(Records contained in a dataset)
# # # #

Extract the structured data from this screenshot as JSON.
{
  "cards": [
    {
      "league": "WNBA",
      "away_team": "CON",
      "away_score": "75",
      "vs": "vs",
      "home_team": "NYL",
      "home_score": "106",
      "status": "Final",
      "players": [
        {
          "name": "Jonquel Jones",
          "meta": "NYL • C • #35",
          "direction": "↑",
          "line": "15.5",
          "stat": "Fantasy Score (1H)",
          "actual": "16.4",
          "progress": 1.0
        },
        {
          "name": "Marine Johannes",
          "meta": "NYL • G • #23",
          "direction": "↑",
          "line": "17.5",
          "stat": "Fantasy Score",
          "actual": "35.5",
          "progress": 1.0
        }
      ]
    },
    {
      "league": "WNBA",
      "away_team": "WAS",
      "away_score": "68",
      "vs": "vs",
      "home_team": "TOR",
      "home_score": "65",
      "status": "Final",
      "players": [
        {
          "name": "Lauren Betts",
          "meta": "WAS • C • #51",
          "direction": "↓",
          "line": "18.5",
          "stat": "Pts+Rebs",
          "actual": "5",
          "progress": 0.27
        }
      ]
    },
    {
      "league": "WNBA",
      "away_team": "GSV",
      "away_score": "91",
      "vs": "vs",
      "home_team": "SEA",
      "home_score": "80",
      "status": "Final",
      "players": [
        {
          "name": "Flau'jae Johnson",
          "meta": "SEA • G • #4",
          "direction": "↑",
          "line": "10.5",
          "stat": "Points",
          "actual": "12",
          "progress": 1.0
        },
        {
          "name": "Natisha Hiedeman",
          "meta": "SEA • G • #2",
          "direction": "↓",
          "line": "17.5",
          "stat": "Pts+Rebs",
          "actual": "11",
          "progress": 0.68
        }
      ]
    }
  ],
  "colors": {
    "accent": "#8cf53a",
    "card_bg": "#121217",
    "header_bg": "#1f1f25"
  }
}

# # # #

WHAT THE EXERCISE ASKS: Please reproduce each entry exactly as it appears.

RESULT FOR THIS TASK:
Extract the structured data from this screenshot as JSON.
{
  "cards": [
    {
      "league": "WNBA",
      "away_team": "CON",
      "away_score": "75",
      "vs": "vs",
      "home_team": "NYL",
      "home_score": "106",
      "status": "Final",
      "players": [
        {
          "name": "Jonquel Jones",
          "meta": "NYL • C • #35",
          "direction": "↑",
          "line": "15.5",
          "stat": "Fantasy Score (1H)",
          "actual": "16.4",
          "progress": 1.0
        },
        {
          "name": "Marine Johannes",
          "meta": "NYL • G • #23",
          "direction": "↑",
          "line": "17.5",
          "stat": "Fantasy Score",
          "actual": "35.5",
          "progress": 1.0
        }
      ]
    },
    {
      "league": "WNBA",
      "away_team": "WAS",
      "away_score": "68",
      "vs": "vs",
      "home_team": "TOR",
      "home_score": "65",
      "status": "Final",
      "players": [
        {
          "name": "Lauren Betts",
          "meta": "WAS • C • #51",
          "direction": "↓",
          "line": "18.5",
          "stat": "Pts+Rebs",
          "actual": "5",
          "progress": 0.27
        }
      ]
    },
    {
      "league": "WNBA",
      "away_team": "GSV",
      "away_score": "91",
      "vs": "vs",
      "home_team": "SEA",
      "home_score": "80",
      "status": "Final",
      "players": [
        {
          "name": "Flau'jae Johnson",
          "meta": "SEA • G • #4",
          "direction": "↑",
          "line": "10.5",
          "stat": "Points",
          "actual": "12",
          "progress": 1.0
        },
        {
          "name": "Natisha Hiedeman",
          "meta": "SEA • G • #2",
          "direction": "↓",
          "line": "17.5",
          "stat": "Pts+Rebs",
          "actual": "11",
          "progress": 0.68
        }
      ]
    }
  ],
  "colors": {
    "accent": "#8cf53a",
    "card_bg": "#121217",
    "header_bg": "#1f1f25"
  }
}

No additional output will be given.